“When I was growing up, access to surf films was limited to the local surf shops and VHS rental stores,” said Dawson. “I had no idea who Rell Sunn was, or Lynne Boyer, or Jericho Poppler. I watched ‘Gidget’, ‘Endless Summer’, and ‘North Shore’ on repeat–that was my influence for all things surf, and while I still appreciate those films and the foundation they built for me of surf culture, I felt a void in knowing what women’s surfing looked like at the time. I dreamed of watching women surfing to learn from, but I remember only having access to the men’s ’90s films tuned to punk music, and those never really resonated with what I was looking for.”
“‘Peaches’ and the OG ‘Blue Crush’ were the first movies I remember seeing that showcased the women’s surfing,” continued Dawson. “I was amazed by what Lisa, Megan, Rochelle, Serena and other women of that generation were doing on waves, and it was cool to see women’s surfing standing on its own.

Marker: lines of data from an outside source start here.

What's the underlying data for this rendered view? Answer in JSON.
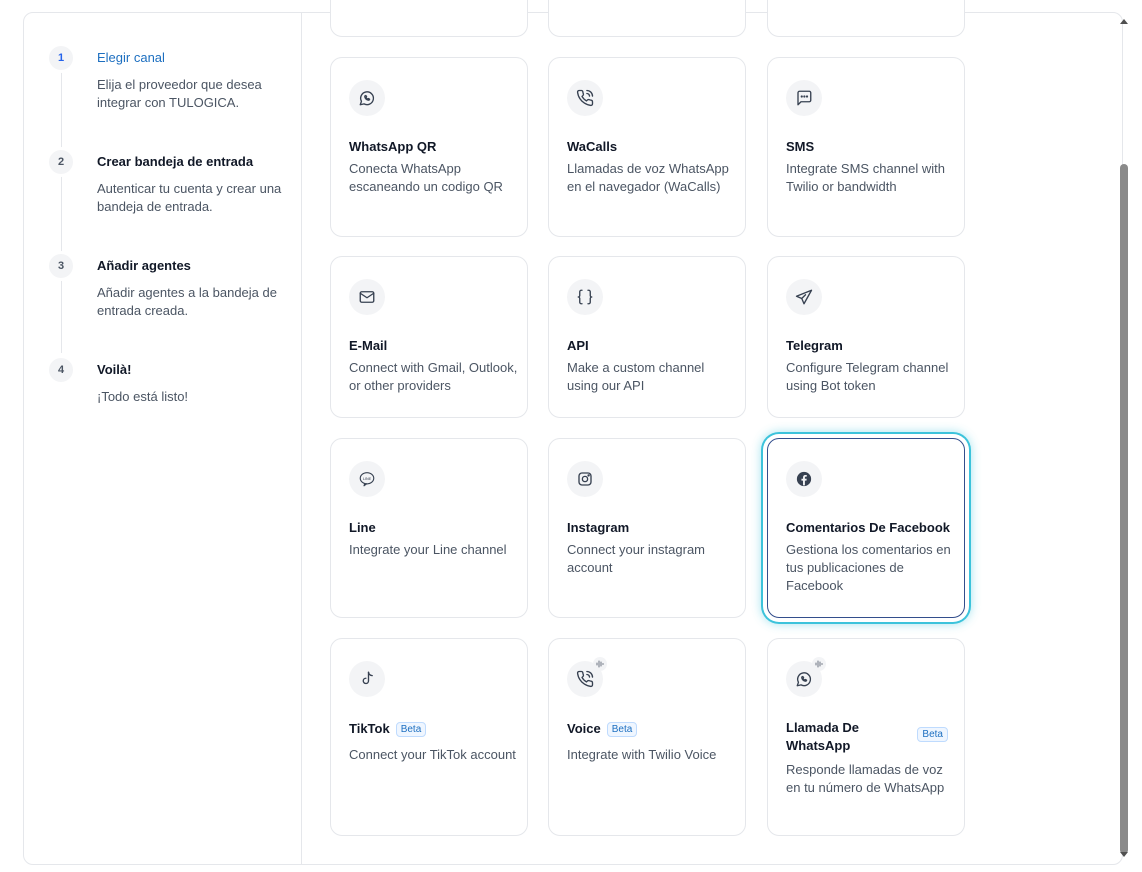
{
  "steps": [
    {
      "num": "1",
      "title": "Elegir canal",
      "desc": "Elija el proveedor que desea integrar con TULOGICA."
    },
    {
      "num": "2",
      "title": "Crear bandeja de entrada",
      "desc": "Autenticar tu cuenta y crear una bandeja de entrada."
    },
    {
      "num": "3",
      "title": "Añadir agentes",
      "desc": "Añadir agentes a la bandeja de entrada creada."
    },
    {
      "num": "4",
      "title": "Voilà!",
      "desc": "¡Todo está listo!"
    }
  ],
  "channels": [
    {
      "title": "WhatsApp QR",
      "desc": "Conecta WhatsApp escaneando un codigo QR",
      "icon": "whatsapp-icon"
    },
    {
      "title": "WaCalls",
      "desc": "Llamadas de voz WhatsApp en el navegador (WaCalls)",
      "icon": "phone-call-icon"
    },
    {
      "title": "SMS",
      "desc": "Integrate SMS channel with Twilio or bandwidth",
      "icon": "message-icon"
    },
    {
      "title": "E-Mail",
      "desc": "Connect with Gmail, Outlook, or other providers",
      "icon": "mail-icon"
    },
    {
      "title": "API",
      "desc": "Make a custom channel using our API",
      "icon": "braces-icon"
    },
    {
      "title": "Telegram",
      "desc": "Configure Telegram channel using Bot token",
      "icon": "send-icon"
    },
    {
      "title": "Line",
      "desc": "Integrate your Line channel",
      "icon": "line-icon"
    },
    {
      "title": "Instagram",
      "desc": "Connect your instagram account",
      "icon": "instagram-icon"
    },
    {
      "title": "Comentarios De Facebook",
      "desc": "Gestiona los comentarios en tus publicaciones de Facebook",
      "icon": "facebook-icon"
    },
    {
      "title": "TikTok",
      "desc": "Connect your TikTok account",
      "icon": "tiktok-icon",
      "badge": "Beta"
    },
    {
      "title": "Voice",
      "desc": "Integrate with Twilio Voice",
      "icon": "phone-call-icon",
      "badge": "Beta"
    },
    {
      "title": "Llamada De WhatsApp",
      "desc": "Responde llamadas de voz en tu número de WhatsApp",
      "icon": "whatsapp-icon",
      "badge": "Beta"
    }
  ],
  "line_icon_text": "LINE",
  "colors": {
    "accent": "#1d6fc0",
    "selected_glow": "#3cc3db",
    "selected_border": "#334e8c"
  }
}
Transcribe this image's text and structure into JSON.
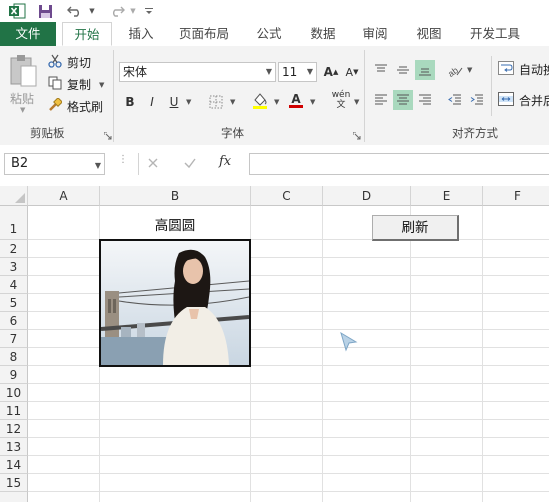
{
  "title_bar": {
    "app_icon": "excel-icon",
    "save_icon": "save-icon",
    "undo_icon": "undo-icon",
    "redo_icon": "redo-icon",
    "customize_icon": "customize-icon"
  },
  "tabs": {
    "file": "文件",
    "home": "开始",
    "insert": "插入",
    "page_layout": "页面布局",
    "formulas": "公式",
    "data": "数据",
    "review": "审阅",
    "view": "视图",
    "developer": "开发工具"
  },
  "clipboard": {
    "paste": "粘贴",
    "cut": "剪切",
    "copy": "复制",
    "format_painter": "格式刷",
    "group_label": "剪贴板"
  },
  "font": {
    "name": "宋体",
    "size": "11",
    "bold": "B",
    "italic": "I",
    "underline": "U",
    "font_color_letter": "A",
    "phonetic": "wén",
    "group_label": "字体"
  },
  "alignment": {
    "wrap_text": "自动换",
    "merge_center": "合并后",
    "group_label": "对齐方式"
  },
  "formula_bar": {
    "name_box": "B2",
    "fx": "fx",
    "formula": ""
  },
  "columns": [
    "A",
    "B",
    "C",
    "D",
    "E",
    "F"
  ],
  "rows": [
    "1",
    "2",
    "3",
    "4",
    "5",
    "6",
    "7",
    "8",
    "9",
    "10",
    "11",
    "12",
    "13",
    "14",
    "15"
  ],
  "cells": {
    "B1": "高圆圆"
  },
  "refresh_button": "刷新",
  "colors": {
    "accent": "#217346",
    "selected": "#a9d9be",
    "highlight_yellow": "#ffff00"
  }
}
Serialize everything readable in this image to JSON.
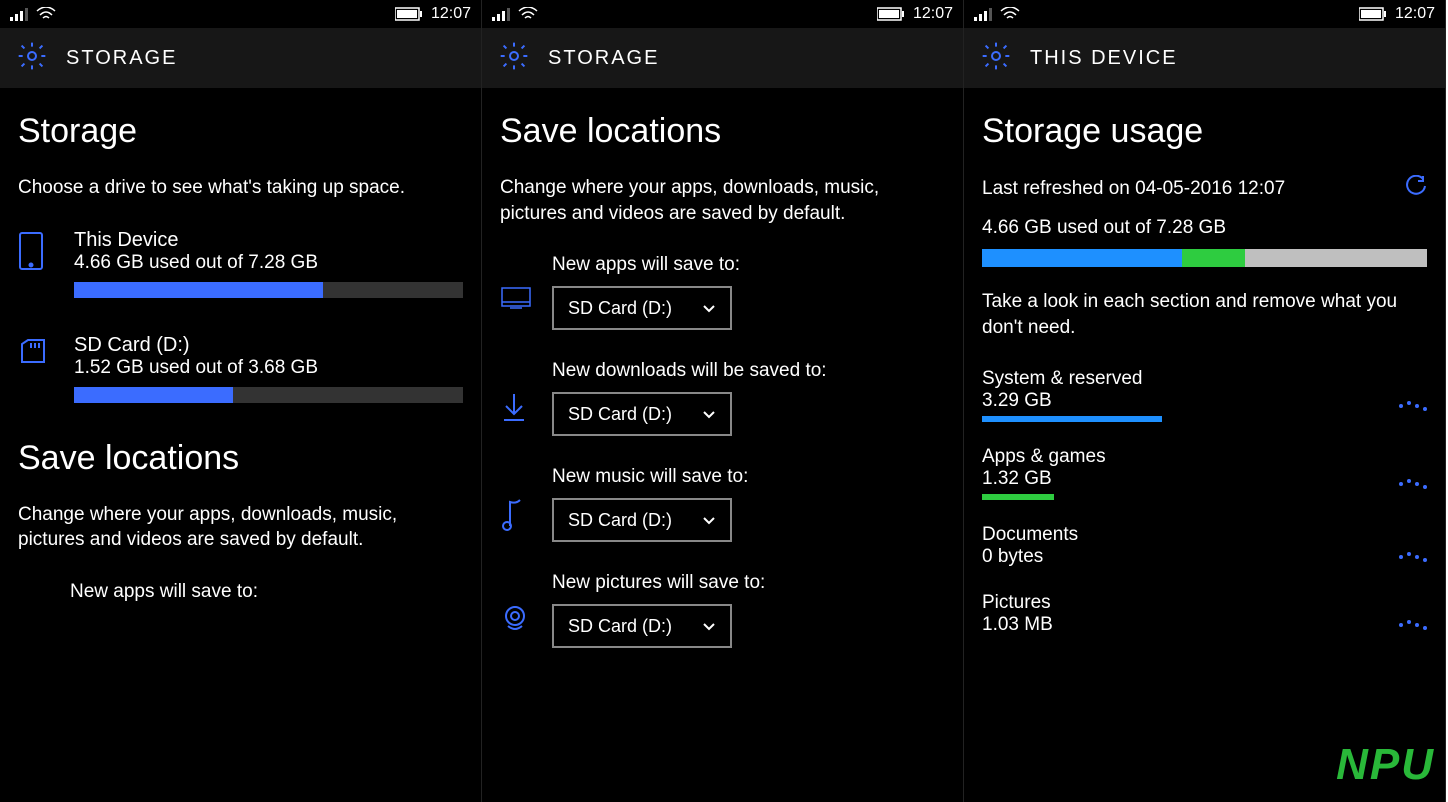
{
  "status": {
    "time": "12:07"
  },
  "screens": [
    {
      "header": "STORAGE",
      "title": "Storage",
      "intro": "Choose a drive to see what's taking up space.",
      "drives": [
        {
          "name": "This Device",
          "usage": "4.66 GB used out of 7.28 GB",
          "pct": 64,
          "icon": "phone"
        },
        {
          "name": "SD Card (D:)",
          "usage": "1.52 GB used out of 3.68 GB",
          "pct": 41,
          "icon": "sd"
        }
      ],
      "save_title": "Save locations",
      "save_intro": "Change where your apps, downloads, music, pictures and videos are saved by default.",
      "partial_label": "New apps will save to:"
    },
    {
      "header": "STORAGE",
      "title": "Save locations",
      "intro": "Change where your apps, downloads, music, pictures and videos are saved by default.",
      "rows": [
        {
          "label": "New apps will save to:",
          "value": "SD Card (D:)",
          "icon": "apps"
        },
        {
          "label": "New downloads will be saved to:",
          "value": "SD Card (D:)",
          "icon": "download"
        },
        {
          "label": "New music will save to:",
          "value": "SD Card (D:)",
          "icon": "music"
        },
        {
          "label": "New pictures will save to:",
          "value": "SD Card (D:)",
          "icon": "camera"
        }
      ]
    },
    {
      "header": "THIS DEVICE",
      "title": "Storage usage",
      "refreshed": "Last refreshed on 04-05-2016 12:07",
      "summary": "4.66 GB used out of 7.28 GB",
      "bar": {
        "blue": 45,
        "green": 14
      },
      "hint": "Take a look in each section and remove what you don't need.",
      "cats": [
        {
          "name": "System & reserved",
          "size": "3.29 GB",
          "color": "#1E90FF",
          "pct": 45
        },
        {
          "name": "Apps & games",
          "size": "1.32 GB",
          "color": "#2ECC40",
          "pct": 18
        },
        {
          "name": "Documents",
          "size": "0 bytes",
          "color": "transparent",
          "pct": 0
        },
        {
          "name": "Pictures",
          "size": "1.03 MB",
          "color": "transparent",
          "pct": 0
        }
      ],
      "watermark": "NPU"
    }
  ]
}
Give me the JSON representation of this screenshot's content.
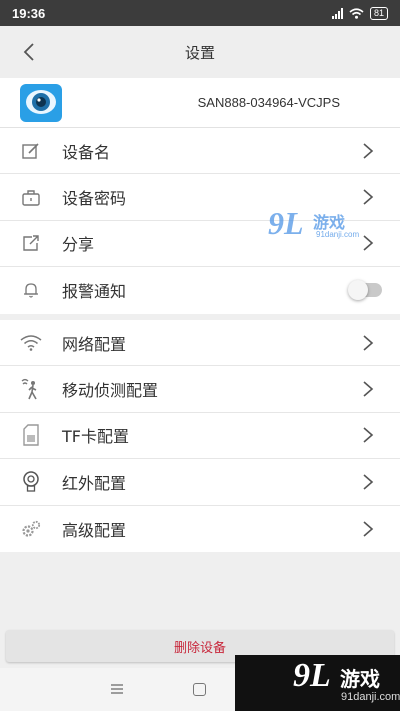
{
  "status_bar": {
    "time": "19:36",
    "battery": "81"
  },
  "header": {
    "title": "设置"
  },
  "device": {
    "id": "SAN888-034964-VCJPS"
  },
  "settings_group_1": [
    {
      "label": "设备名",
      "icon": "edit-icon",
      "control": "chevron"
    },
    {
      "label": "设备密码",
      "icon": "lock-icon",
      "control": "chevron"
    },
    {
      "label": "分享",
      "icon": "share-icon",
      "control": "chevron"
    },
    {
      "label": "报警通知",
      "icon": "bell-icon",
      "control": "toggle",
      "enabled": false
    }
  ],
  "settings_group_2": [
    {
      "label": "网络配置",
      "icon": "wifi-icon",
      "control": "chevron"
    },
    {
      "label": "移动侦测配置",
      "icon": "motion-icon",
      "control": "chevron"
    },
    {
      "label": "TF卡配置",
      "icon": "sd-card-icon",
      "control": "chevron"
    },
    {
      "label": "红外配置",
      "icon": "bulb-icon",
      "control": "chevron"
    },
    {
      "label": "高级配置",
      "icon": "gears-icon",
      "control": "chevron"
    }
  ],
  "delete_button": {
    "label": "删除设备"
  },
  "watermark": {
    "brand_number": "9L",
    "brand_cn": "游戏",
    "url": "91danji.com"
  },
  "colors": {
    "delete_text": "#c8283c",
    "accent_blue": "#2a9fe6",
    "status_bar_bg": "#3c3c3c"
  }
}
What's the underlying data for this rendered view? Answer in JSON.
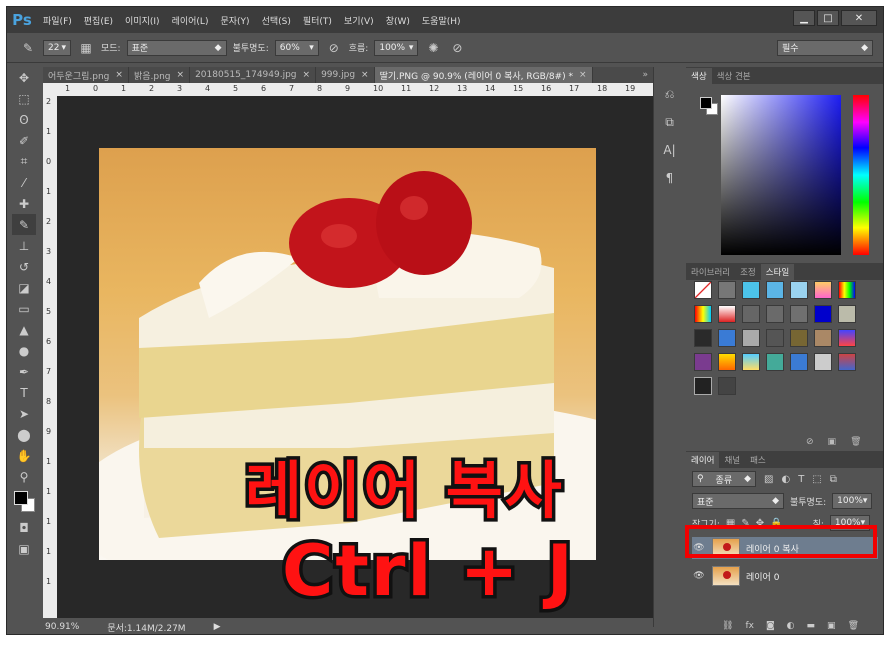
{
  "app": {
    "logo": "Ps"
  },
  "menu": [
    "파일(F)",
    "편집(E)",
    "이미지(I)",
    "레이어(L)",
    "문자(Y)",
    "선택(S)",
    "필터(T)",
    "보기(V)",
    "창(W)",
    "도움말(H)"
  ],
  "window_controls": [
    "▁",
    "□",
    "✕"
  ],
  "options": {
    "brush_size": "22",
    "mode_label": "모드:",
    "mode_value": "표준",
    "opacity_label": "불투명도:",
    "opacity_value": "60%",
    "flow_label": "흐름:",
    "flow_value": "100%",
    "workspace": "필수"
  },
  "tabs": [
    {
      "label": "어두운그림.png",
      "close": "×"
    },
    {
      "label": "밝음.png",
      "close": "×"
    },
    {
      "label": "20180515_174949.jpg",
      "close": "×"
    },
    {
      "label": "999.jpg",
      "close": "×"
    },
    {
      "label": "딸기.PNG @ 90.9% (레이어 0 복사, RGB/8#) *",
      "close": "×"
    }
  ],
  "tabs_overflow": "»",
  "ruler_top": [
    "1",
    "0",
    "1",
    "2",
    "3",
    "4",
    "5",
    "6",
    "7",
    "8",
    "9",
    "10",
    "11",
    "12",
    "13",
    "14",
    "15",
    "16",
    "17",
    "18",
    "19"
  ],
  "ruler_left": [
    "2",
    "1",
    "0",
    "1",
    "2",
    "3",
    "4",
    "5",
    "6",
    "7",
    "8",
    "9",
    "1",
    "1",
    "1",
    "1",
    "1"
  ],
  "status": {
    "zoom": "90.91%",
    "doc": "문서:1.14M/2.27M"
  },
  "panels": {
    "color_tabs": [
      "색상",
      "색상 견본"
    ],
    "style_tabs": [
      "라이브러리",
      "조정",
      "스타일"
    ],
    "layer_tabs": [
      "레이어",
      "채널",
      "패스"
    ],
    "layer_filter": "종류",
    "blend_mode": "표준",
    "opacity_label": "불투명도:",
    "opacity_value": "100%",
    "lock_label": "잠그기:",
    "fill_label": "칠:",
    "fill_value": "100%",
    "layers": [
      {
        "name": "레이어 0 복사",
        "selected": true,
        "visible": "👁"
      },
      {
        "name": "레이어 0",
        "selected": false,
        "visible": "👁"
      }
    ]
  },
  "overlay": {
    "line1": "레이어 복사",
    "line2": "Ctrl + J"
  },
  "colors": {
    "accent": "#ff1212",
    "highlight_box": "#f20000",
    "ps_blue": "#4aa3df"
  }
}
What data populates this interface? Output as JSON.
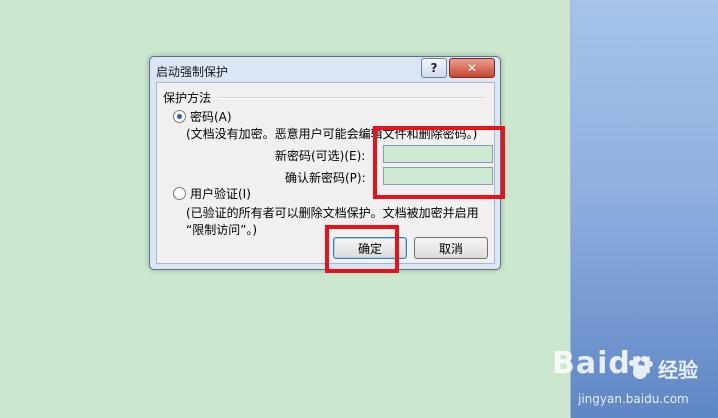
{
  "dialog": {
    "title": "启动强制保护",
    "help_label": "?",
    "close_label": "✕",
    "group_label": "保护方法",
    "password_option": "密码(A)",
    "password_desc": "(文档没有加密。恶意用户可能会编辑文件和删除密码。)",
    "new_password_label": "新密码(可选)(E):",
    "confirm_password_label": "确认新密码(P):",
    "new_password_value": "",
    "confirm_password_value": "",
    "user_auth_option": "用户验证(I)",
    "user_auth_desc_line1": "(已验证的所有者可以删除文档保护。文档被加密并启用",
    "user_auth_desc_line2": "“限制访问”。)",
    "ok_label": "确定",
    "cancel_label": "取消",
    "selected_method": "password"
  },
  "watermark": {
    "logo": "Baidu",
    "cn": "经验",
    "url": "jingyan.baidu.com"
  },
  "colors": {
    "highlight": "#e8121b",
    "doc_background": "#cbe8cf",
    "field_fill": "#cde9d1"
  }
}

Tiffany Campbell’s ‘Dear and Yonder’ still stands alone in its storytelling of women’s surf culture and I yearned to see more like it. I wanted to see what it ‘felt like’ to be a female surfer, and that deeper connection to the ocean that I always felt was the most incredible element to the sport. I wanted to see women ride a range of different equipment.”